Hu, Meng-Xin, Niu, Hong-Mei, Chen, Xian-Lin, Zhan, Hua-Bao
Colloids and surfaces 2019 v.564 pp. 142-151
cellulose, coagulation, colloids, hydrophilicity, lard, microfiltration, nanoemulsions, peanut oil, porosity, separation, temperature, wastewater, wastewater treatment

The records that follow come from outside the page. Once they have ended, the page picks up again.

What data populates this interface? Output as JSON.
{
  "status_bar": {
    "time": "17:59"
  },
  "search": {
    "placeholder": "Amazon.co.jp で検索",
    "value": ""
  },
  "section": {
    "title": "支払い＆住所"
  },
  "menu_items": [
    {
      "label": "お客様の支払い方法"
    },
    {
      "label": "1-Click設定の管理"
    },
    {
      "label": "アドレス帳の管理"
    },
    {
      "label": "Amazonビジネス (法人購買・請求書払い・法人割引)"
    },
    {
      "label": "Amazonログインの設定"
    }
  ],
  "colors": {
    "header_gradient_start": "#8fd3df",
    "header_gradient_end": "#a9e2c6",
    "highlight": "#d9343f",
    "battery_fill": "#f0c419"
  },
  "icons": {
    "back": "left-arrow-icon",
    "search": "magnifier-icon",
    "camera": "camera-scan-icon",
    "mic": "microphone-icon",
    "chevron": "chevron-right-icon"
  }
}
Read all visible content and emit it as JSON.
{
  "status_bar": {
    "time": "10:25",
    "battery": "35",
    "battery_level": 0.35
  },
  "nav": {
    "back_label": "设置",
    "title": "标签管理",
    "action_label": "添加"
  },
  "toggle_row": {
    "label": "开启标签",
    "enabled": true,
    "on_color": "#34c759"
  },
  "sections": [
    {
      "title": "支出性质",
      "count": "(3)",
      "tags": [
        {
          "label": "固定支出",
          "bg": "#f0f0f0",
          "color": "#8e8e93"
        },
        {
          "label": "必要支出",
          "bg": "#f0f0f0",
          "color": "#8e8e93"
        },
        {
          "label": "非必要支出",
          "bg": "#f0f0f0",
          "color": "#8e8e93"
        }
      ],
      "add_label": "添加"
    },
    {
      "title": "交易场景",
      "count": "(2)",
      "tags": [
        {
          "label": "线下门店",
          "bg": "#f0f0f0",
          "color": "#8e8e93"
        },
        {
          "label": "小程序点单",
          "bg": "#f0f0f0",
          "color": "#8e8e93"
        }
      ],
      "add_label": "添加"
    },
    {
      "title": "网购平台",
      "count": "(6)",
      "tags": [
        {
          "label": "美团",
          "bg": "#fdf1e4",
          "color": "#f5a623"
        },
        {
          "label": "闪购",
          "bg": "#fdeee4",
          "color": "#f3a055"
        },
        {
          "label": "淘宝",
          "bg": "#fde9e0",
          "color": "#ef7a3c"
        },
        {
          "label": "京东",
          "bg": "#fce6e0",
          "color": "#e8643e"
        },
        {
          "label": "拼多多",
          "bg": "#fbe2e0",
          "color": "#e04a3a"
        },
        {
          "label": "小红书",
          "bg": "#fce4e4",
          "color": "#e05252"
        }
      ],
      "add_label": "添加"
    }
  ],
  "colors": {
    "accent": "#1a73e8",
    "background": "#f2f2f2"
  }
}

Nanoemulsions are highly stable in the solutions. Separation of nanoemulsions is the most intractable problem in the wastewater treatment. The development of a low-cost, high-performance, bio-based membrane has been attempted to treat oily wastewater containing oil/water nanoemulsions. In this work, cellulose microfiltration membrane with inherent hydrophilic and underwater oleophobic behaviors were prepared by thermally induced phase separation (TIPS) using a lower critical solution temperature (LCST) system. High coagulation temperature enables rapid phase separation and prepares membrane with big pore size and loose pore structure, mainly controlled by the LCST-TIPS process. With the increase in the coagulation temperature from 10 °C to 50 °C, the water flux of cellulose membranes increased 7 times. Inherent hydrophilic and underwater oleophobic behaviors of cellulose makes the prepared cellulose microfiltration membranes displaying high efficiency in separation of oil/water nanoemulsions, including the lard and the food wastewater nanoemulsions with drop size in the range of 6–60 nm. Oil rejections are about higher than 99% to the peanut oil and the pump oil nanoemulsion and higher than 98% for the lard and the food wastewater nanoemulsions. These results demonstrate that the cellulose microfiltration membranes can be used for oil/water nanoemulsions separation in a green, economical, and efficient way.